Manjapara Devesa Bhagavathar Ramanathan (20 May 1923 – 27 April 1984) was a Carnatic music composer and vocalist who created a distinctive style of singing rich in Bhava and Laya. He was considered for the Madras Music Academy's Sangeetha Kalanidhi award in 1983.
Manjapara Devesa Bhagavathar Ramanathan was born in Manjapra, Palakkad District, Madras Province (now Kerala), India on 20 May 1923, as the son of Devesa Bhagavathar and Seethalakshmi Ammal. His father Devesa Bhagavathar was a music teacher by profession. Ramanathan did his schooling in Palakkad and graduated with a BSc degree in Physics from Victoria College, Palakkad. On completion of his studies, he traveled to Madras along with his father to improve his musical talents.
During the same time, Rukmini Devi Arundale initiated a new course on Sangeeta Siromani at Kalakshetra. Ramanathan auditioned for the course and was the only student to be selected for the first batch commencing in 1944. Soon, he emerged as Tiger Varadachariar's favorite and was his closest disciple when the latter died in 1950.
After his graduation, Ramanathan continued as an assistant to his guru and later became Professor of Music at Kalakshetra. He also served as the Principal of the College of Fine Arts at Kalakshetra.

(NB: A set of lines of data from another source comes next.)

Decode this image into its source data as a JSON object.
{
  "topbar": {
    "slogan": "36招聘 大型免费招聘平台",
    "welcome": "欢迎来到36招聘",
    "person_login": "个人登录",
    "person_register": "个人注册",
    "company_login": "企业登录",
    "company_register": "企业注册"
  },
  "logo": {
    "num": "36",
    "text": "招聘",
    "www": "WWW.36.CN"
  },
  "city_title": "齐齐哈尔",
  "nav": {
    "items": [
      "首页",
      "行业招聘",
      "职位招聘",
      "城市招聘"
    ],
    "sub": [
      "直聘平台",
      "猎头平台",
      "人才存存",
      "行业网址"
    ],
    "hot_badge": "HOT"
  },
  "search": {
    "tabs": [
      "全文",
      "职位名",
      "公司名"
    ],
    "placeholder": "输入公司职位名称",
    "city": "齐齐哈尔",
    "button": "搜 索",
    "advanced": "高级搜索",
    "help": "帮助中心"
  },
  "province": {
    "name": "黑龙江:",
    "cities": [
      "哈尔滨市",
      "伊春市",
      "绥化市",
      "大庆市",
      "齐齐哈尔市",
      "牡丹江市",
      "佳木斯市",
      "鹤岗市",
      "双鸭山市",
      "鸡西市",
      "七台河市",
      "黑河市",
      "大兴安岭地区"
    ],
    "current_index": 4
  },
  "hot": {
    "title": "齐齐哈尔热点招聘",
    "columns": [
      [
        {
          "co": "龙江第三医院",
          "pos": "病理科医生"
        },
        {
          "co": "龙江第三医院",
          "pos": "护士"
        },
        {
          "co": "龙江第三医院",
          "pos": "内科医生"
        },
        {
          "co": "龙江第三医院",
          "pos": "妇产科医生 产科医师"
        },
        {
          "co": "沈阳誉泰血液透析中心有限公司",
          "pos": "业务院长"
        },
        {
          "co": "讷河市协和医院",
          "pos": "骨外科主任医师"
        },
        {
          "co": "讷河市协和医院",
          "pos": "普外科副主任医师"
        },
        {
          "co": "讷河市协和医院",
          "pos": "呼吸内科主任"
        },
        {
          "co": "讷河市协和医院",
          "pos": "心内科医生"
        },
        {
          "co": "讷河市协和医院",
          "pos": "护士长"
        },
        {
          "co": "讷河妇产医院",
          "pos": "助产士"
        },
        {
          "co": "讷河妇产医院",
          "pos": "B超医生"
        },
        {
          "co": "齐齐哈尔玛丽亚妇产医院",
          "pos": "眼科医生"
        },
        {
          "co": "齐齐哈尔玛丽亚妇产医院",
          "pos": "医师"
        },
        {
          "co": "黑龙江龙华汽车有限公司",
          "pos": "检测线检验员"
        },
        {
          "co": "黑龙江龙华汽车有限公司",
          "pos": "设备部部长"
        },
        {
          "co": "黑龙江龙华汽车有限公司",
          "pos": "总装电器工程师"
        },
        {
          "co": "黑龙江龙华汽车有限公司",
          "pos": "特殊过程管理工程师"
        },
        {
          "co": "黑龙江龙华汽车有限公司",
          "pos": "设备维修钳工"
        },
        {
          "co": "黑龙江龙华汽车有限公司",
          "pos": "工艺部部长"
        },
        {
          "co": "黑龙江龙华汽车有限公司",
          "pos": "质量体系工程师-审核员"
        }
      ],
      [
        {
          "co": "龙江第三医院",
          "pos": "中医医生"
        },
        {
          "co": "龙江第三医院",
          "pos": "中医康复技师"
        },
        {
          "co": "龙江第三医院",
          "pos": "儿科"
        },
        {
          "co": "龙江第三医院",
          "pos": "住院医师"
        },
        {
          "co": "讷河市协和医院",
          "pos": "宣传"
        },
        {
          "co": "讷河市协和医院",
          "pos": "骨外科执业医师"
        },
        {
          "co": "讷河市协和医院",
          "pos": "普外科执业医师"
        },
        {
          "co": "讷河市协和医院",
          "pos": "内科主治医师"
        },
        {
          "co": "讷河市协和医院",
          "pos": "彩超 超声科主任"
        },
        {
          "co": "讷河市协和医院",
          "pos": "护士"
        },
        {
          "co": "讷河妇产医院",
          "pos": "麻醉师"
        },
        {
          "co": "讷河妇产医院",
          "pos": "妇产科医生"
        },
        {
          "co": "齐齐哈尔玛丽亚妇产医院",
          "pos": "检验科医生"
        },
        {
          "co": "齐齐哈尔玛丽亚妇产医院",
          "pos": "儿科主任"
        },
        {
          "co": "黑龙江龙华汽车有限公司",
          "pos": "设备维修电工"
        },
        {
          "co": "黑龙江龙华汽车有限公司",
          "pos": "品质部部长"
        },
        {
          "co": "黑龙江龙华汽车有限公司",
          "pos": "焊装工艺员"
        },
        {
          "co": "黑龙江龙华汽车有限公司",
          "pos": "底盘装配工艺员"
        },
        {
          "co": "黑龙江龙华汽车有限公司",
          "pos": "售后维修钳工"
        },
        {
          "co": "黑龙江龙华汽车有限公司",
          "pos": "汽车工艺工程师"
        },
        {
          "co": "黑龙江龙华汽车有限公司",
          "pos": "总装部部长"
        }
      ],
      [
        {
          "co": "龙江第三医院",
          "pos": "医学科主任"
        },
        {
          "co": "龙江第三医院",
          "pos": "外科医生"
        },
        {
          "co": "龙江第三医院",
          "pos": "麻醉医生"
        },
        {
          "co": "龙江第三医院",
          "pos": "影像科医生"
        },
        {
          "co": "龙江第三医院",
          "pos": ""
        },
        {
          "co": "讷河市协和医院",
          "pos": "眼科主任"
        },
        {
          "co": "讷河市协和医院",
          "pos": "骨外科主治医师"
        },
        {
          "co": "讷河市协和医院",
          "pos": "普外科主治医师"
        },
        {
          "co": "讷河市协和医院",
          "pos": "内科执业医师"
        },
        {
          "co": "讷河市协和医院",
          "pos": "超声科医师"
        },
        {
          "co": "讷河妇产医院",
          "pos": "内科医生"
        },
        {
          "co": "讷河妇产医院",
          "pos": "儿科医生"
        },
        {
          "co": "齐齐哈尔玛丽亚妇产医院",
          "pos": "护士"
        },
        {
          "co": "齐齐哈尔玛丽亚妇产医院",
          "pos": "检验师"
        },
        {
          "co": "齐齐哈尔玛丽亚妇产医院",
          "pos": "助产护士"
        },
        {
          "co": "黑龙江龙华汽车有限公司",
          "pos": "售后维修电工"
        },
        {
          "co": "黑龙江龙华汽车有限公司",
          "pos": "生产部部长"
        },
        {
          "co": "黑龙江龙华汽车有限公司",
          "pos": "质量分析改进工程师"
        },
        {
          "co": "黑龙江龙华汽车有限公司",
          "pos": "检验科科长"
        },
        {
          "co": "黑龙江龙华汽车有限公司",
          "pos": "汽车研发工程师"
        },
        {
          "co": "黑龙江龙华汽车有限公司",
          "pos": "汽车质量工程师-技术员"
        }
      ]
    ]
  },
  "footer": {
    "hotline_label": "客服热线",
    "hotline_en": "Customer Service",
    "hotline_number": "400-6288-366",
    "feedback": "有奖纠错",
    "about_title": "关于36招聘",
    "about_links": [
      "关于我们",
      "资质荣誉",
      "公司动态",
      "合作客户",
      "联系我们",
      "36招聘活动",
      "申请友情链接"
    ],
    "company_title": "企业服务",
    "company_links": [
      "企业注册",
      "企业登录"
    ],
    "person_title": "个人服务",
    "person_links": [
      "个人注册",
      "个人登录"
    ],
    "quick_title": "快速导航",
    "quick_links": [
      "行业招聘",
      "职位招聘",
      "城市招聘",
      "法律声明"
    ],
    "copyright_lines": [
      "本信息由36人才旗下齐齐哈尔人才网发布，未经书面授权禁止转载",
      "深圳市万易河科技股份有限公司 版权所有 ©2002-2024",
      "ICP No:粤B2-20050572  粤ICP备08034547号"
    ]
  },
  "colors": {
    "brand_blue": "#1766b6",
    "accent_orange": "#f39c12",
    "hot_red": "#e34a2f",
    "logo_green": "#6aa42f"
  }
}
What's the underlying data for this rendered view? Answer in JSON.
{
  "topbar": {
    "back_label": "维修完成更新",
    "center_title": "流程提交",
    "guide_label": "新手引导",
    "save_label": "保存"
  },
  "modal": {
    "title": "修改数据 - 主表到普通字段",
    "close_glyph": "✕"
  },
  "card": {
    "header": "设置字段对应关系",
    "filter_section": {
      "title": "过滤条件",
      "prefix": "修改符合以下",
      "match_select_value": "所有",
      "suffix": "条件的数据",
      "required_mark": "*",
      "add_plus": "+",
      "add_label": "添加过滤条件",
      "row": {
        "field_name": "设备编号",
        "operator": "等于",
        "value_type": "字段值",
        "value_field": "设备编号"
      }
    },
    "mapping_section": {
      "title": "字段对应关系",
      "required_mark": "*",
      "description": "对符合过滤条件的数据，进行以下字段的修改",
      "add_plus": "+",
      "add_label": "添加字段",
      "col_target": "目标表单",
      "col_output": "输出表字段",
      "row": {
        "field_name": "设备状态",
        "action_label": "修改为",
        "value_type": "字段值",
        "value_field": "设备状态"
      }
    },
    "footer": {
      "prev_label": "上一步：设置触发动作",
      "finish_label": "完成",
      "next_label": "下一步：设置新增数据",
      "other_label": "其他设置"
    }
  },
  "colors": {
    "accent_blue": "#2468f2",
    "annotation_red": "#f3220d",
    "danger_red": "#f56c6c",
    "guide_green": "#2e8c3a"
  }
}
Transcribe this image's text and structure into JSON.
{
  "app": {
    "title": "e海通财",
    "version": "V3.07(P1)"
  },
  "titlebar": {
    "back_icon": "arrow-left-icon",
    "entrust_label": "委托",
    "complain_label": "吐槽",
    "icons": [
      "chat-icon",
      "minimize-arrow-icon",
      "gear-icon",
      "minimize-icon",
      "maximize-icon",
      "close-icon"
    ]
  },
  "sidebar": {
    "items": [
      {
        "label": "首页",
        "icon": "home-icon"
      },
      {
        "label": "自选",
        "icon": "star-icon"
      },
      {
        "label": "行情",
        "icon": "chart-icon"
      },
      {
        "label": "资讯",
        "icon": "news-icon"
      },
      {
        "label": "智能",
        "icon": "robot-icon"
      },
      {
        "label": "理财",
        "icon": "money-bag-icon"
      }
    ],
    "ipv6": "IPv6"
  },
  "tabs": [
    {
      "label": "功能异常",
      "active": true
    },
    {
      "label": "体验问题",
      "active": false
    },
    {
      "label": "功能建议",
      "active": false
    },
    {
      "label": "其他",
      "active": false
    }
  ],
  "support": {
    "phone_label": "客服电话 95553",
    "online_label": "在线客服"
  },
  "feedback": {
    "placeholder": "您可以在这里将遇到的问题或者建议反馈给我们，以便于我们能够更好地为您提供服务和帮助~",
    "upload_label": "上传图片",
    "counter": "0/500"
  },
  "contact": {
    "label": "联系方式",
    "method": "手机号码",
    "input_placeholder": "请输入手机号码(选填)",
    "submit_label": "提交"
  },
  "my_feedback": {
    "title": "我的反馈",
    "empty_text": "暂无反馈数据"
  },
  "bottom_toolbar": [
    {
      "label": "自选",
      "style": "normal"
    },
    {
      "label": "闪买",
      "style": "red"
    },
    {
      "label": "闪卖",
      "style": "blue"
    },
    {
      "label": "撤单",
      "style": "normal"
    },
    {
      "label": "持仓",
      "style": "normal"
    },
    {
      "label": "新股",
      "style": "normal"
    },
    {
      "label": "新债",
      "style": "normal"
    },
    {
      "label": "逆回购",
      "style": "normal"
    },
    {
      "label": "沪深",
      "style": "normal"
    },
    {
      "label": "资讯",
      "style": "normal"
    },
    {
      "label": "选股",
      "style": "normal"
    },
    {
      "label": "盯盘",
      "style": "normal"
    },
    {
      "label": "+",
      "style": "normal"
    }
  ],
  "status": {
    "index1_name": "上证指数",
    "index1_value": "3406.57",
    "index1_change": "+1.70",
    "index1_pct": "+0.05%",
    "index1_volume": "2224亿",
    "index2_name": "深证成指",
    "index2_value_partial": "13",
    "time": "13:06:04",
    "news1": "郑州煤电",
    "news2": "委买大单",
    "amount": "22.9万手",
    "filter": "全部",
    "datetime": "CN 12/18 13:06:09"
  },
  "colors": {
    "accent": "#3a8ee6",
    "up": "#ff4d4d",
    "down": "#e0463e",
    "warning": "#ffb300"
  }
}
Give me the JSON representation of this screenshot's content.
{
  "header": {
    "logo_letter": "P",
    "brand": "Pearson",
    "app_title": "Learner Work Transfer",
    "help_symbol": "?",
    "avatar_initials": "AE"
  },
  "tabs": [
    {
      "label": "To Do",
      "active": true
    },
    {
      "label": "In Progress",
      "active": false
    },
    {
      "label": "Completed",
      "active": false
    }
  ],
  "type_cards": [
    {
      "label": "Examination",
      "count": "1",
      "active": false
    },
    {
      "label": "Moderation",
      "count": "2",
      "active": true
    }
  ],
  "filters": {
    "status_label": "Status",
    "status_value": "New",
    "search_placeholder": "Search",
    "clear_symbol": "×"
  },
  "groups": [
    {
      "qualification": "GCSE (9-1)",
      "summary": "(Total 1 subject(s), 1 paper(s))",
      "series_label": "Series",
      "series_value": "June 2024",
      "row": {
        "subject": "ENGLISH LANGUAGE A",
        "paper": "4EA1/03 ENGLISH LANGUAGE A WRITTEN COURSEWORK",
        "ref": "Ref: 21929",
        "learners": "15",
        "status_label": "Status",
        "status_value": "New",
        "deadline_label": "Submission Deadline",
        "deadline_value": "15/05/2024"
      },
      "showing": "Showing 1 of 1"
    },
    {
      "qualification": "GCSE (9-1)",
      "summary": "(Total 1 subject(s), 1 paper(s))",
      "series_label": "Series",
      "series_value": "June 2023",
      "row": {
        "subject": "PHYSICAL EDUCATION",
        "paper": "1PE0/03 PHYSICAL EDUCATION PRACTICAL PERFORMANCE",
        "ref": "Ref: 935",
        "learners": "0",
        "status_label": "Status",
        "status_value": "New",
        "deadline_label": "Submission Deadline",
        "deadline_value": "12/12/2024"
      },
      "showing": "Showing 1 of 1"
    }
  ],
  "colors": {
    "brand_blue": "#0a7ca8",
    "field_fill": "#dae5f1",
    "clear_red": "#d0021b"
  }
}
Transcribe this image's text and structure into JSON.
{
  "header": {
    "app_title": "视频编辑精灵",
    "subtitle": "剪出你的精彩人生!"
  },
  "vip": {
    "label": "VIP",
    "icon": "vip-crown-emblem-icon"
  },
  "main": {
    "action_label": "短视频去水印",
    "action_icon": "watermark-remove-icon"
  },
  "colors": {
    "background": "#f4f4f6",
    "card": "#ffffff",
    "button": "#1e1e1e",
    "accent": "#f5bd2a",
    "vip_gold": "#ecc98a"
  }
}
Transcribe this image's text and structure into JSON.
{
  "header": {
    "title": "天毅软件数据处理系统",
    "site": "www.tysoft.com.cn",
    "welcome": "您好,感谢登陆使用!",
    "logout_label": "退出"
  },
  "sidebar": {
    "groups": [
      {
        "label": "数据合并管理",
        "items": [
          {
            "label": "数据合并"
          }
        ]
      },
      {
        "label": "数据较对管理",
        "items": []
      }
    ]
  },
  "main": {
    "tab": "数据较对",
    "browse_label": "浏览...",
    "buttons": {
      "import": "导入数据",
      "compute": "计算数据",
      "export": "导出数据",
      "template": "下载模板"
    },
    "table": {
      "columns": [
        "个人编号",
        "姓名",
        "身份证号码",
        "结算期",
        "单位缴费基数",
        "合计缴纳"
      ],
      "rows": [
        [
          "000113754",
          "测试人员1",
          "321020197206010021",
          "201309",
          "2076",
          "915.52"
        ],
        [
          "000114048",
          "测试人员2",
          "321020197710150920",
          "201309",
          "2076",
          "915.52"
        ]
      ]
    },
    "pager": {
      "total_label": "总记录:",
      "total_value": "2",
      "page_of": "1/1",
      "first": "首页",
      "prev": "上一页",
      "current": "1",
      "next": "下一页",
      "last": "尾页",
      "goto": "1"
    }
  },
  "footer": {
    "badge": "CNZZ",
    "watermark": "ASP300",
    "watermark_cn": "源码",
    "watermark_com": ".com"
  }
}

Ramanathan was known for his unique style of singing. In addition to having an extremely deep, booming voice, he rendered songs at an extremely slow pace, thereby allowing ample time for the listener to catch every phrase of a composition and gauge its meaning. He also sang with adequate bhava or expression. Ramanathan has sung in most Carnatic music ragas such as Sahana, Sri, Anandabhairavi, Reethigowla and Yadukula Kambhoji. Other favorite ragas of his include Kedaram, Kambhoji and Hamsadhwani. As he himself once admitted, his Vilambita Kaala Gaanam renderings during Kathakali dances had influenced his music and style of singing. Though Ramanathan is identified with his "trademark" slow pace of singing, he did include a few relatively brisk renderings in his concerts off and on.
His style of rendering was very different from the rather brisk style of rendering that had become quite popular then. Due to this, he also received a fair share of criticism from some music critics. During the rendering of krithis, he sometimes made alterations and embellishments to the lyrics. One highlight that his rasikas would always remember is starting the krithi from the anupallavi and then going to the pallavi.
Ramanathan composed more than 300 songs in carnatic music in Tamil, Telugu and Sanskrit. He used the word Varadadasa as his mudra, in respect for Tiger Varadachariar, his teacher. Some of his famous compositions are:
|Bhaja Bhaja Manuja||Behag||Adi||Sanskrit|
|Guruvaram Bhaja Manasa||Dhanyasi||Rupakam||Sanskrit|
|Janani Natajana paalini||Sankarabharanam||Roopakam||Sanskrit|
|Sagara shayana vibho||Bagesri||Adi||Telugu|
For his contributions to music, Ramanathan was awarded the Padma Shri by the Government of India in 1974 and the Sangeet Natak Akademi Award in 1975. The Indian Fine Arts Society bestowed upon him the title of 'Sangeetha Kalasigamani' in 1976. He also served as a member of the Madras Music Academy's Experts Committee. He was also considered for the Academy's Sangeetha Kalanidhi award in the 1983–84 season though he did not get the award.
Ramanathan died after a long illness on 27 April 1984 at the age of 61.
Ramanathan's legacy has been kept alive through his albums and private recordings. M.D. Ramanathan, A Unique Octave in Music by Madhu Vasudevan, which was released in 2003, is a fitting tribute to the legend.